Ingredient 3: A company culture focused on teamwork.

Teams outperform individuals. It’s irrefutable. Just look at how the San Antonio Spurs dominated Lebron James the Miami Heat in the NBA finals. They are a prime example of an organization with a team first mentality, so much so that the coach doesn’t even want his players to talk about him to the media. No praise for himself. It’s all the team.

Miami, on the other hand, is a team built primarily on a star player. Sure he’s probably the best in the world, but when up against an organization built on a team mentality, he wasn’t enough to overcome. This is a perfect metaphor for organizations in any industry. For ideas on how to build a culture of teamwork, read this article.

Ingredient 4: Training opportunities.

Don’t ever assume that employees will “just figure it out.” Adequate training and continuing education is a nonnegotiable. As noted here, there are many benefits to providing ample training opportunities. From strengthening weaknesses (we all have them), to improved performance, to increased employee satisfaction (having more tools to do your job makes you feel more confident); the benefits of training far outweigh the costs.

Ingredient 5: Accountability.

If you are providing for all your employees needs in the way that you should with proper culture, training, rewards, etc. then you are doing your part. Of course, there is another piece to that equation—the employees must do theirs. And truth be told, if you have all the other ingredients, this ingredient will typically take care of itself. However, this isn’t always the case.

For this reason, it’s crucial that you have a system for accountability in place. You need to set high, yet realistic expectations. If they aren’t known, they won’t be met. These expectations should be set to keep everyone accountable. And keep in mind that the system for accountability must again be connected to the overall company goals.

Remember, accountability means you are providing feedback on a regular basis. This doesn’t always have to include official performance reports, but that is certainly part of them. Make sure your employees know these are taken seriously.

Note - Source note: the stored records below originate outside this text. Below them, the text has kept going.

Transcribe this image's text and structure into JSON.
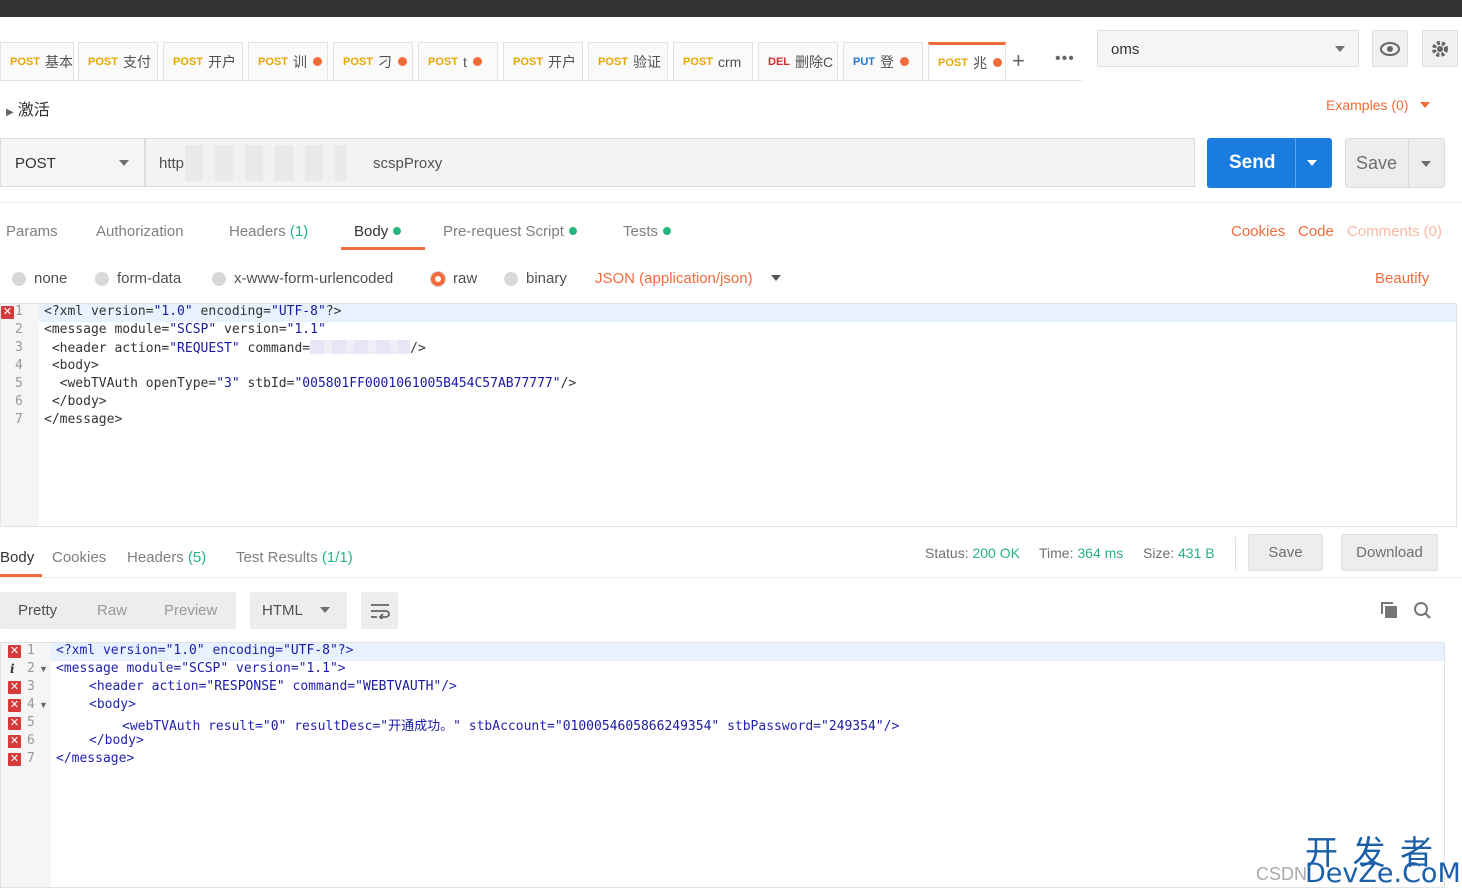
{
  "tabs": [
    {
      "method": "POST",
      "name": "基本",
      "dot": false
    },
    {
      "method": "POST",
      "name": "支付",
      "dot": false
    },
    {
      "method": "POST",
      "name": "开户",
      "dot": false
    },
    {
      "method": "POST",
      "name": "训",
      "dot": true
    },
    {
      "method": "POST",
      "name": "刁",
      "dot": true
    },
    {
      "method": "POST",
      "name": "t",
      "dot": true
    },
    {
      "method": "POST",
      "name": "开户",
      "dot": false
    },
    {
      "method": "POST",
      "name": "验证",
      "dot": false
    },
    {
      "method": "POST",
      "name": "crm",
      "dot": false
    },
    {
      "method": "DEL",
      "name": "删除C",
      "dot": false
    },
    {
      "method": "PUT",
      "name": "登",
      "dot": true
    },
    {
      "method": "POST",
      "name": "兆",
      "dot": true
    }
  ],
  "env": {
    "selected": "oms"
  },
  "request": {
    "name": "激活",
    "examples_label": "Examples (0)",
    "method": "POST",
    "url_start": "http",
    "url_end": "scspProxy",
    "send_label": "Send",
    "save_label": "Save"
  },
  "req_tabs": {
    "params": "Params",
    "authorization": "Authorization",
    "headers": "Headers",
    "headers_count": "(1)",
    "body": "Body",
    "prerequest": "Pre-request Script",
    "tests": "Tests",
    "cookies": "Cookies",
    "code": "Code",
    "comments": "Comments (0)"
  },
  "body_types": {
    "none": "none",
    "form_data": "form-data",
    "urlencoded": "x-www-form-urlencoded",
    "raw": "raw",
    "binary": "binary",
    "raw_type": "JSON (application/json)",
    "beautify": "Beautify"
  },
  "request_code": {
    "line_numbers": [
      "1",
      "2",
      "3",
      "4",
      "5",
      "6",
      "7"
    ],
    "l1": [
      "<?xml version=",
      "\"1.0\"",
      " encoding=",
      "\"UTF-8\"",
      "?>"
    ],
    "l2": [
      "<message module=",
      "\"SCSP\"",
      " version=",
      "\"1.1\""
    ],
    "l3": [
      " <header action=",
      "\"REQUEST\"",
      " command=",
      "/>"
    ],
    "l4": " <body>",
    "l5": [
      "  <webTVAuth openType=",
      "\"3\"",
      " stbId=",
      "\"005801FF0001061005B454C57AB77777\"",
      "/>"
    ],
    "l6": " </body>",
    "l7": "</message>"
  },
  "response": {
    "tabs": {
      "body": "Body",
      "cookies": "Cookies",
      "headers": "Headers",
      "headers_count": "(5)",
      "tests": "Test Results",
      "tests_count": "(1/1)"
    },
    "status_label": "Status:",
    "status_value": "200 OK",
    "time_label": "Time:",
    "time_value": "364 ms",
    "size_label": "Size:",
    "size_value": "431 B",
    "save_label": "Save",
    "download_label": "Download",
    "view_pretty": "Pretty",
    "view_raw": "Raw",
    "view_preview": "Preview",
    "format": "HTML"
  },
  "response_code": {
    "line_numbers": [
      "1",
      "2",
      "3",
      "4",
      "5",
      "6",
      "7"
    ],
    "l1": [
      "<?xml version=",
      "\"1.0\"",
      " encoding=",
      "\"UTF-8\"",
      "?>"
    ],
    "l2": [
      "<message module=",
      "\"SCSP\"",
      " version=",
      "\"1.1\"",
      ">"
    ],
    "l3": [
      "<header action=",
      "\"RESPONSE\"",
      " command=",
      "\"WEBTVAUTH\"",
      "/>"
    ],
    "l4": "<body>",
    "l5": [
      "<webTVAuth result=",
      "\"0\"",
      " resultDesc=",
      "\"开通成功。\"",
      " stbAccount=",
      "\"0100054605866249354\"",
      " stbPassword=",
      "\"249354\"",
      "/>"
    ],
    "l6": "</body>",
    "l7": "</message>"
  },
  "watermark": {
    "top": "开 发 者",
    "bottom": "DevZe.CoM",
    "csdn": "CSDN"
  }
}
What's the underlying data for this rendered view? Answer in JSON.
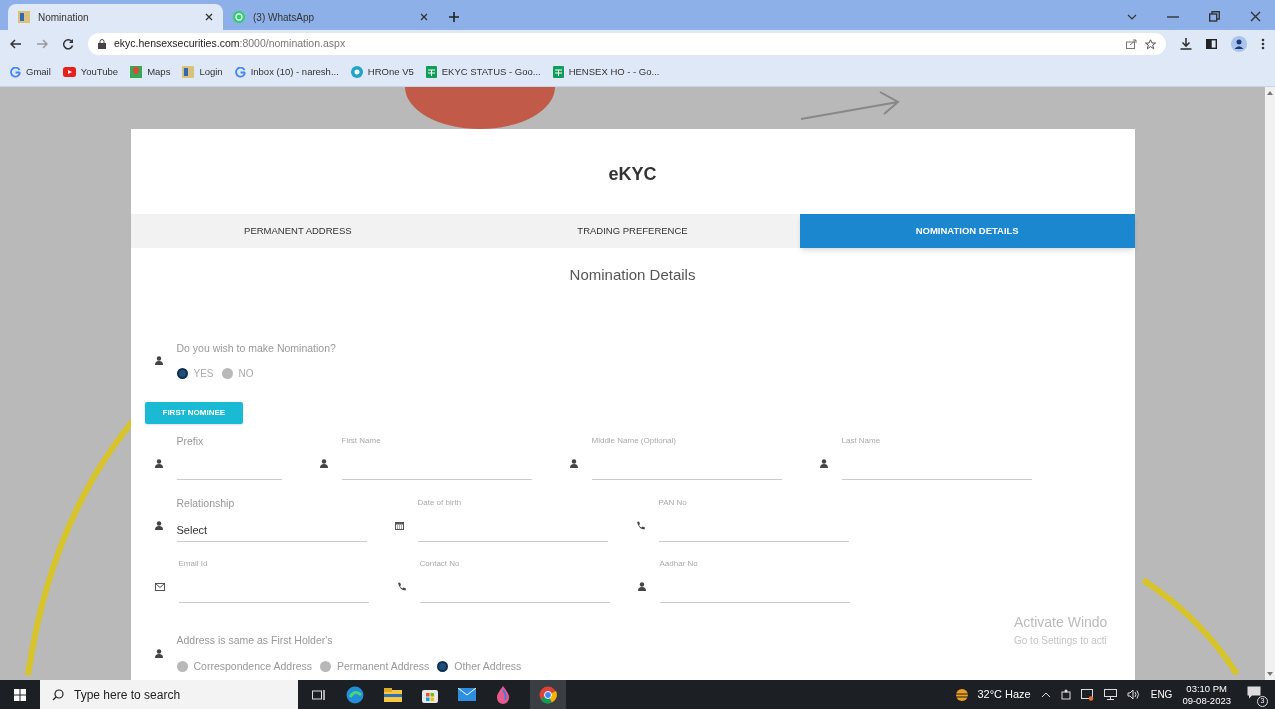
{
  "browser": {
    "tabs": [
      {
        "title": "Nomination",
        "kind": "site",
        "selected": true
      },
      {
        "title": "(3) WhatsApp",
        "kind": "whatsapp",
        "selected": false
      }
    ],
    "url": "ekyc.hensexsecurities.com",
    "url_rest": ":8000/nomination.aspx",
    "bookmarks": [
      {
        "label": "Gmail",
        "kind": "google"
      },
      {
        "label": "YouTube",
        "kind": "youtube"
      },
      {
        "label": "Maps",
        "kind": "maps"
      },
      {
        "label": "Login",
        "kind": "site"
      },
      {
        "label": "Inbox (10) - naresh...",
        "kind": "google"
      },
      {
        "label": "HROne V5",
        "kind": "hrone"
      },
      {
        "label": "EKYC STATUS - Goo...",
        "kind": "sheets"
      },
      {
        "label": "HENSEX HO - - Go...",
        "kind": "sheets"
      }
    ]
  },
  "form": {
    "title": "eKYC",
    "steps": [
      {
        "label": "PERMANENT ADDRESS",
        "selected": false
      },
      {
        "label": "TRADING PREFERENCE",
        "selected": false
      },
      {
        "label": "NOMINATION DETAILS",
        "selected": true
      }
    ],
    "section_title": "Nomination Details",
    "nomination_question": "Do you wish to make Nomination?",
    "nomination_options": [
      {
        "label": "YES",
        "selected": true
      },
      {
        "label": "NO",
        "selected": false
      }
    ],
    "nominee_button": "FIRST NOMINEE",
    "field_rows": [
      [
        {
          "label": "Prefix"
        },
        {
          "label": "First Name"
        },
        {
          "label": "Middle Name (Optional)"
        },
        {
          "label": "Last Name"
        }
      ],
      [
        {
          "label": "Relationship",
          "value": "Select"
        },
        {
          "label": "Date of birth"
        },
        {
          "label": "PAN No"
        }
      ],
      [
        {
          "label": "Email Id"
        },
        {
          "label": "Contact No"
        },
        {
          "label": "Aadhar No"
        }
      ]
    ],
    "address_question": "Address is same as First Holder's",
    "address_options": [
      {
        "label": "Correspondence Address",
        "selected": false
      },
      {
        "label": "Permanent Address",
        "selected": false
      },
      {
        "label": "Other Address",
        "selected": true
      }
    ]
  },
  "activation_notice": {
    "title": "Activate Windo",
    "subtitle": "Go to Settings to acti"
  },
  "taskbar": {
    "search_placeholder": "Type here to search",
    "weather": "32°C  Haze",
    "language": "ENG",
    "time": "03:10 PM",
    "date": "09-08-2023",
    "notifications": "3"
  }
}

You can’t achieve your goals without a successful workforce. Do you have the proper ingredients? Talk to us about them in the replies!